[The task] Filter the entries down to the lines containing "JSON", and copy those lines.

[Records provided]

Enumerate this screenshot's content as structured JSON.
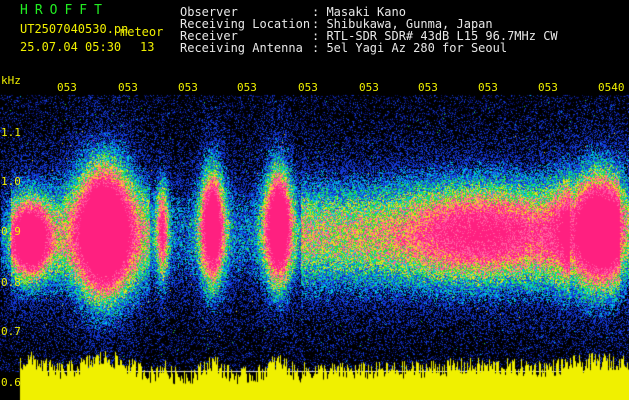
{
  "header": {
    "program": "HROFFT",
    "filename": "UT2507040530.pn",
    "mode": "meteor",
    "datetime": "25.07.04 05:30",
    "count": "13",
    "observer_label": "Observer",
    "observer_value": ": Masaki Kano",
    "location_label": "Receiving Location",
    "location_value": ": Shibukawa, Gunma, Japan",
    "receiver_label": "Receiver",
    "receiver_value": ": RTL-SDR SDR# 43dB L15 96.7MHz CW",
    "antenna_label": "Receiving Antenna",
    "antenna_value": ": 5el Yagi Az 280 for Seoul"
  },
  "axes": {
    "y_unit": "kHz",
    "y_ticks": [
      "1.1",
      "1.0",
      "0.9",
      "0.8",
      "0.7",
      "0.6"
    ],
    "x_ticks": [
      "053",
      "053",
      "053",
      "053",
      "053",
      "053",
      "053",
      "053",
      "053",
      "0540"
    ]
  },
  "colors": {
    "label": "#f0f000",
    "program": "#22ee22",
    "hot": "#ff2080",
    "noise_blue": "#1030c0",
    "power_trace": "#f0f000"
  }
}
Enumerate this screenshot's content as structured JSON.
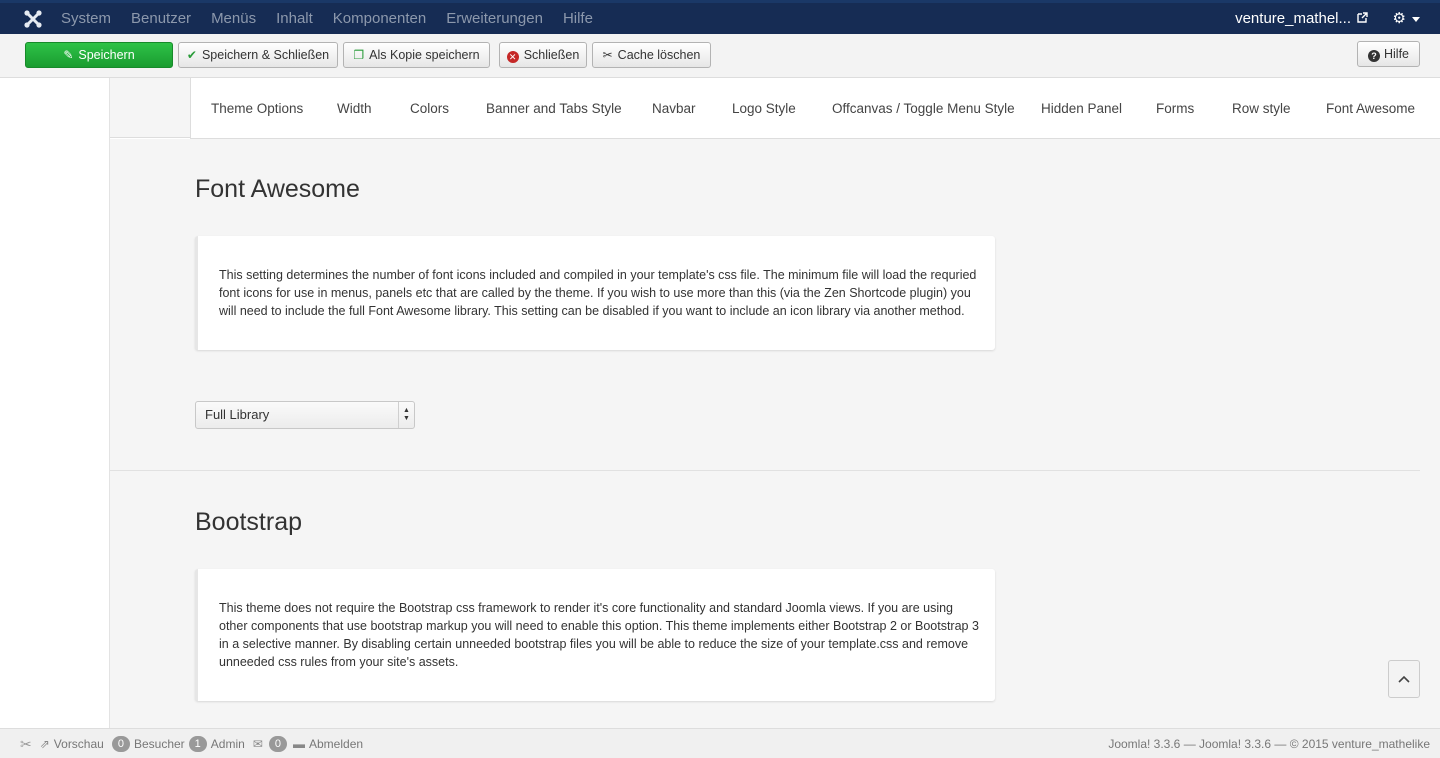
{
  "topnav": {
    "menu": [
      "System",
      "Benutzer",
      "Menüs",
      "Inhalt",
      "Komponenten",
      "Erweiterungen",
      "Hilfe"
    ],
    "user": "venture_mathel...",
    "logo_icon": "joomla-logo-icon",
    "external_icon": "external-link-icon",
    "settings_icon": "gear-icon"
  },
  "toolbar": {
    "save": "Speichern",
    "save_close": "Speichern & Schließen",
    "save_copy": "Als Kopie speichern",
    "close": "Schließen",
    "clear_cache": "Cache löschen",
    "help": "Hilfe"
  },
  "tabs": [
    "Theme Options",
    "Width",
    "Colors",
    "Banner and Tabs Style",
    "Navbar",
    "Logo Style",
    "Offcanvas / Toggle Menu Style",
    "Hidden Panel",
    "Forms",
    "Row style",
    "Font Awesome"
  ],
  "sections": {
    "font_awesome": {
      "title": "Font Awesome",
      "description": "This setting determines the number of font icons included and compiled in your template's css file. The minimum file will load the requried font icons for use in menus, panels etc that are called by the theme. If you wish to use more than this (via the Zen Shortcode plugin) you will need to include the full Font Awesome library. This setting can be disabled if you want to include an icon library via another method.",
      "select_value": "Full Library"
    },
    "bootstrap": {
      "title": "Bootstrap",
      "description": "This theme does not require the Bootstrap css framework to render it's core functionality and standard Joomla views. If you are using other components that use bootstrap markup you will need to enable this option. This theme implements either Bootstrap 2 or Bootstrap 3 in a selective manner. By disabling certain unneeded bootstrap files you will be able to reduce the size of your template.css and remove unneeded css rules from your site's assets."
    }
  },
  "statusbar": {
    "preview": "Vorschau",
    "visitors_count": "0",
    "visitors": "Besucher",
    "admin_count": "1",
    "admin": "Admin",
    "messages_count": "0",
    "logout": "Abmelden",
    "version_text": "Joomla! 3.3.6  —  Joomla! 3.3.6  —  © 2015 venture_mathelike"
  },
  "colors": {
    "navbar": "#162c54",
    "save_button": "#1fa636"
  }
}
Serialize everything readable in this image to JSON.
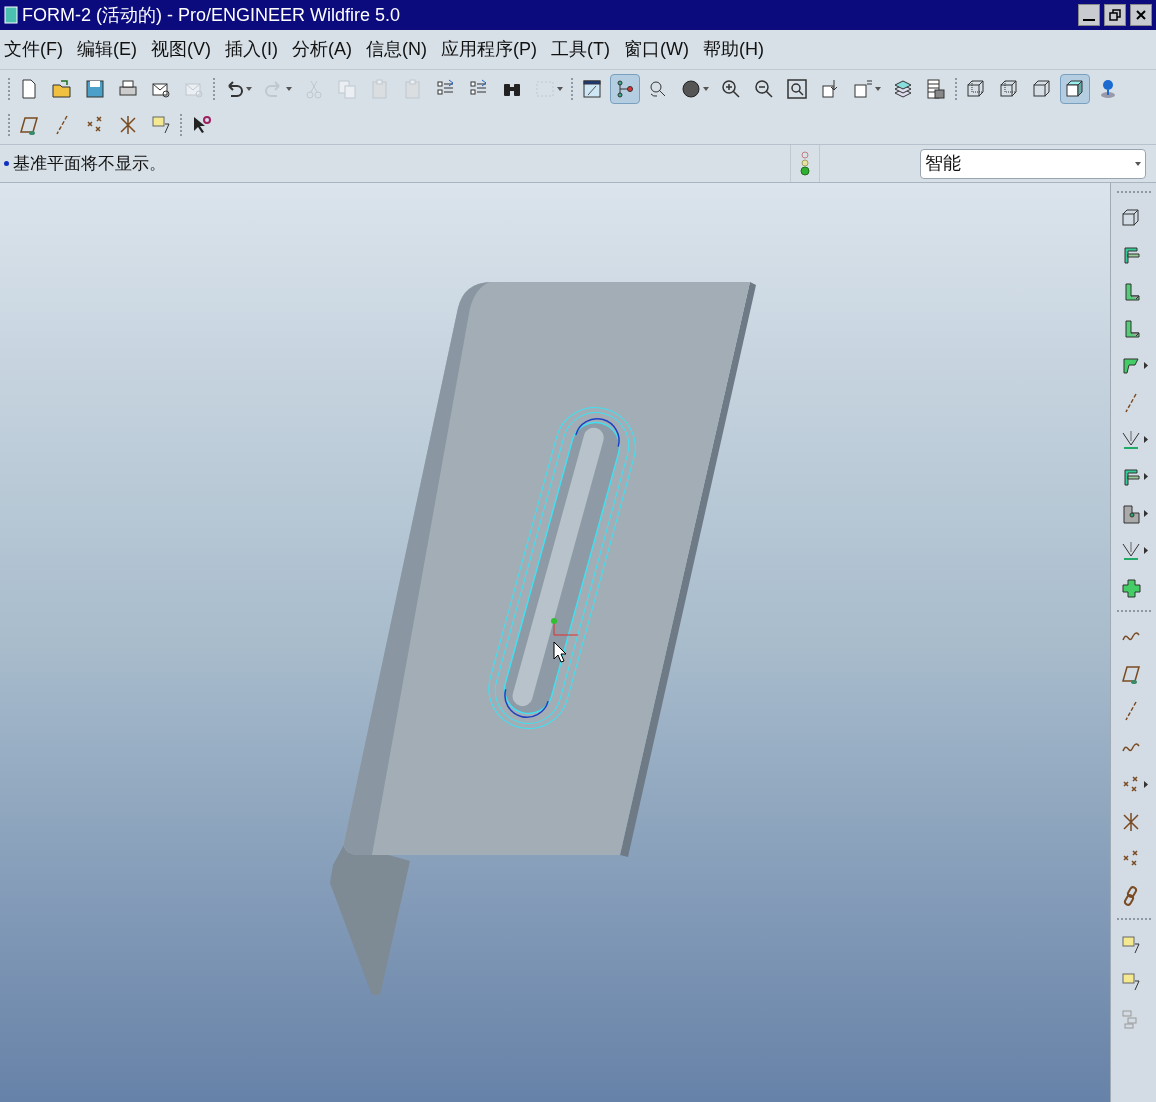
{
  "window": {
    "title": "FORM-2 (活动的) - Pro/ENGINEER Wildfire 5.0"
  },
  "menu": [
    "文件(F)",
    "编辑(E)",
    "视图(V)",
    "插入(I)",
    "分析(A)",
    "信息(N)",
    "应用程序(P)",
    "工具(T)",
    "窗口(W)",
    "帮助(H)"
  ],
  "toolbar_rows": [
    [
      [
        {
          "kind": "page",
          "selected": false,
          "disabled": false,
          "dropdown": false
        },
        {
          "kind": "folder",
          "selected": false,
          "disabled": false,
          "dropdown": false
        },
        {
          "kind": "floppy",
          "selected": false,
          "disabled": false,
          "dropdown": false
        },
        {
          "kind": "printer",
          "selected": false,
          "disabled": false,
          "dropdown": false
        },
        {
          "kind": "envelope",
          "selected": false,
          "disabled": false,
          "dropdown": false
        },
        {
          "kind": "envelope",
          "selected": false,
          "disabled": true,
          "dropdown": false
        }
      ],
      [
        {
          "kind": "undo",
          "selected": false,
          "disabled": false,
          "dropdown": true
        },
        {
          "kind": "redo",
          "selected": false,
          "disabled": true,
          "dropdown": true
        },
        {
          "kind": "scissors",
          "selected": false,
          "disabled": true,
          "dropdown": false
        },
        {
          "kind": "copy",
          "selected": false,
          "disabled": true,
          "dropdown": false
        },
        {
          "kind": "clipboard",
          "selected": false,
          "disabled": true,
          "dropdown": false
        },
        {
          "kind": "clipboard",
          "selected": false,
          "disabled": true,
          "dropdown": false
        },
        {
          "kind": "list",
          "selected": false,
          "disabled": false,
          "dropdown": false
        },
        {
          "kind": "list",
          "selected": false,
          "disabled": false,
          "dropdown": false
        },
        {
          "kind": "binoculars",
          "selected": false,
          "disabled": false,
          "dropdown": false
        },
        {
          "kind": "dashedbox",
          "selected": false,
          "disabled": true,
          "dropdown": true
        }
      ],
      [
        {
          "kind": "window",
          "selected": false,
          "disabled": false,
          "dropdown": false
        },
        {
          "kind": "nodes",
          "selected": true,
          "disabled": false,
          "dropdown": false
        },
        {
          "kind": "orient",
          "selected": false,
          "disabled": false,
          "dropdown": false
        },
        {
          "kind": "sphere",
          "selected": false,
          "disabled": false,
          "dropdown": true
        },
        {
          "kind": "zoomin",
          "selected": false,
          "disabled": false,
          "dropdown": false
        },
        {
          "kind": "zoomout",
          "selected": false,
          "disabled": false,
          "dropdown": false
        },
        {
          "kind": "zoomfit",
          "selected": false,
          "disabled": false,
          "dropdown": false
        },
        {
          "kind": "boxarrow",
          "selected": false,
          "disabled": false,
          "dropdown": false
        },
        {
          "kind": "boxlabel",
          "selected": false,
          "disabled": false,
          "dropdown": true
        },
        {
          "kind": "layers",
          "selected": false,
          "disabled": false,
          "dropdown": false
        },
        {
          "kind": "table",
          "selected": false,
          "disabled": false,
          "dropdown": false
        }
      ],
      [
        {
          "kind": "cubewire",
          "selected": false,
          "disabled": false,
          "dropdown": false
        },
        {
          "kind": "cubewire",
          "selected": false,
          "disabled": false,
          "dropdown": false
        },
        {
          "kind": "cube",
          "selected": false,
          "disabled": false,
          "dropdown": false
        },
        {
          "kind": "cubeshaded",
          "selected": true,
          "disabled": false,
          "dropdown": false
        },
        {
          "kind": "pin",
          "selected": false,
          "disabled": false,
          "dropdown": false
        }
      ]
    ],
    [
      [
        {
          "kind": "plane",
          "selected": false,
          "disabled": false,
          "dropdown": false
        },
        {
          "kind": "axis",
          "selected": false,
          "disabled": false,
          "dropdown": false
        },
        {
          "kind": "points",
          "selected": false,
          "disabled": false,
          "dropdown": false
        },
        {
          "kind": "csys",
          "selected": false,
          "disabled": false,
          "dropdown": false
        },
        {
          "kind": "note",
          "selected": false,
          "disabled": false,
          "dropdown": false
        }
      ],
      [
        {
          "kind": "help",
          "selected": false,
          "disabled": false,
          "dropdown": false
        }
      ]
    ]
  ],
  "status": {
    "message": "基准平面将不显示。",
    "filter": "智能"
  },
  "right_toolbar": [
    [
      {
        "kind": "cube",
        "dropdown": false
      },
      {
        "kind": "wall",
        "dropdown": false
      },
      {
        "kind": "flange",
        "dropdown": false
      },
      {
        "kind": "flange",
        "dropdown": false
      },
      {
        "kind": "extrude",
        "dropdown": true
      },
      {
        "kind": "axis",
        "dropdown": false
      },
      {
        "kind": "bend",
        "dropdown": true
      },
      {
        "kind": "wall",
        "dropdown": true
      },
      {
        "kind": "corner",
        "dropdown": true
      },
      {
        "kind": "bend",
        "dropdown": true
      },
      {
        "kind": "cross",
        "dropdown": false
      }
    ],
    [
      {
        "kind": "curve",
        "dropdown": false
      },
      {
        "kind": "plane",
        "dropdown": false
      },
      {
        "kind": "axis",
        "dropdown": false
      },
      {
        "kind": "curve",
        "dropdown": false
      },
      {
        "kind": "points",
        "dropdown": true
      },
      {
        "kind": "csys",
        "dropdown": false
      },
      {
        "kind": "points",
        "dropdown": false
      },
      {
        "kind": "chain",
        "dropdown": false
      }
    ],
    [
      {
        "kind": "note",
        "dropdown": false
      },
      {
        "kind": "note",
        "dropdown": false
      },
      {
        "kind": "boxes",
        "dropdown": false
      }
    ]
  ]
}
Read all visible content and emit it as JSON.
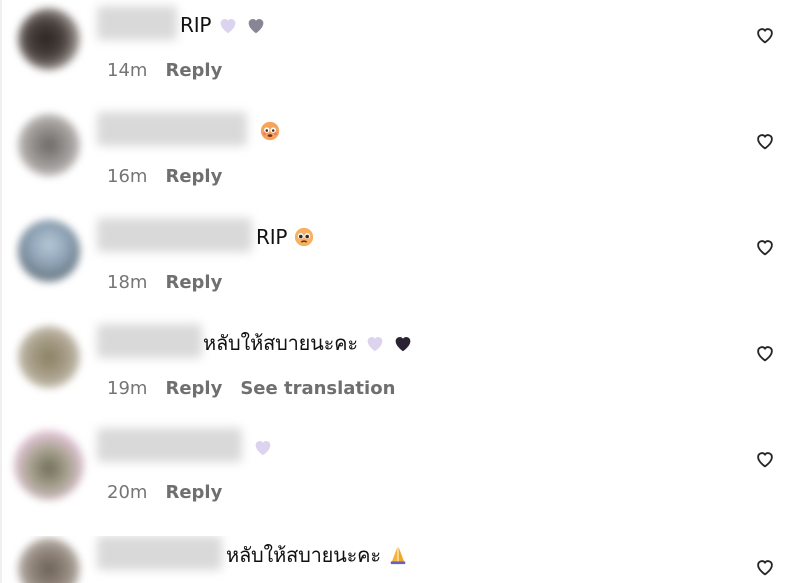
{
  "comments": [
    {
      "text": "RIP",
      "emojis": [
        "light-purple-heart",
        "grey-heart"
      ],
      "time": "14m",
      "actions": [
        "Reply"
      ]
    },
    {
      "text": "",
      "emojis": [
        "flushed-face"
      ],
      "time": "16m",
      "actions": [
        "Reply"
      ]
    },
    {
      "text": "RIP",
      "emojis": [
        "pleading-face"
      ],
      "time": "18m",
      "actions": [
        "Reply"
      ]
    },
    {
      "text": "หลับให้สบายนะคะ",
      "emojis": [
        "light-purple-heart",
        "black-heart"
      ],
      "time": "19m",
      "actions": [
        "Reply",
        "See translation"
      ]
    },
    {
      "text": "",
      "emojis": [
        "light-purple-heart"
      ],
      "time": "20m",
      "actions": [
        "Reply"
      ]
    },
    {
      "text": "หลับให้สบายนะคะ",
      "emojis": [
        "folded-hands"
      ],
      "time": "",
      "actions": []
    }
  ],
  "colors": {
    "meta_text": "#757575",
    "heart_outline": "#262626"
  }
}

[Task result]
Enumerate this screenshot's content as structured JSON.
Enumerate this screenshot's content as structured JSON.
Serialize everything readable in this image to JSON.
Read all visible content and emit it as JSON.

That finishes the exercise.